After Catherine returned to Siena, Raymund of Capua tells us, "she occupied herself actively in the composition of a book which she dictated under the inspiration of the Holy Ghost." This was the mystical work, in four treatises, called "The Dialogue of St. Catherine". Her health was now so impaired by austerities that she was never free from pain; yet her thin face was usually smiling. She was grieved by any sort of scandal in the Church, especially that of the Great Schism which followed the death of Gregory XI. Urban VI was elected as his successor by the cardinals of Rome and Clement VII by the rebellious cardinals of Avignon. Western Christendom was divided; Clement was recognized by France, Spain, Scotland, and Naples; Urban by most of North Italy, England, Flanders, and Hungary. Catherine wore herself out trying to heal this terrible breach in Christian unity and to obtain for Urban the obedience due to the legitimate head. Letter after letter was dispatched to the princes and leaders of Europe. To Urban himself she wrote to warn him to control his harsh and arrogant temper. This was the second pope she had counseled, chided, even commanded. Far from resenting reproof, Urban summoned her to Rome that he might profit by her advice. Reluctantly she left Siena to live in the Holy City. She had achieved a remarkable position for a woman of her time. On various occasions at Siena, Avignon, and Genoa, learned theologians had questioned her and had been humbled by the wisdom of her replies.
Although Catherine was only thirty-three, her life was now nearing its close. On April 21, 1380, a paralytic stroke made her helpless from the waist downwards, and eight days later she passed away in the arms of her cherished friend, Alessia Saracini. The Dominicans at Rome still treasure the body of Catherine in the Minerva Church, but Siena has her head enshrined in St. Dominic's Church. Pope Pius II canonized Catherine in 1461.

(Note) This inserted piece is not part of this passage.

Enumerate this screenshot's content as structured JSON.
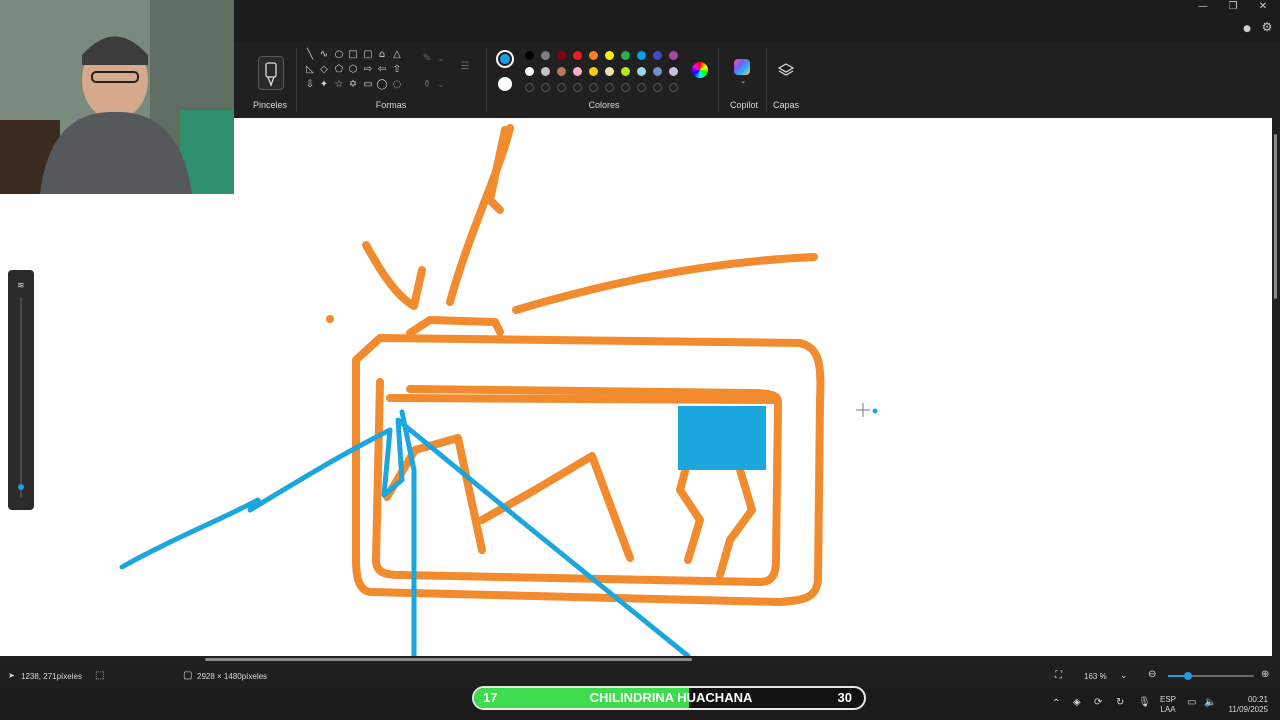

- Taken from Lives of Saints, Published by John J. Crawley & Co., Inc.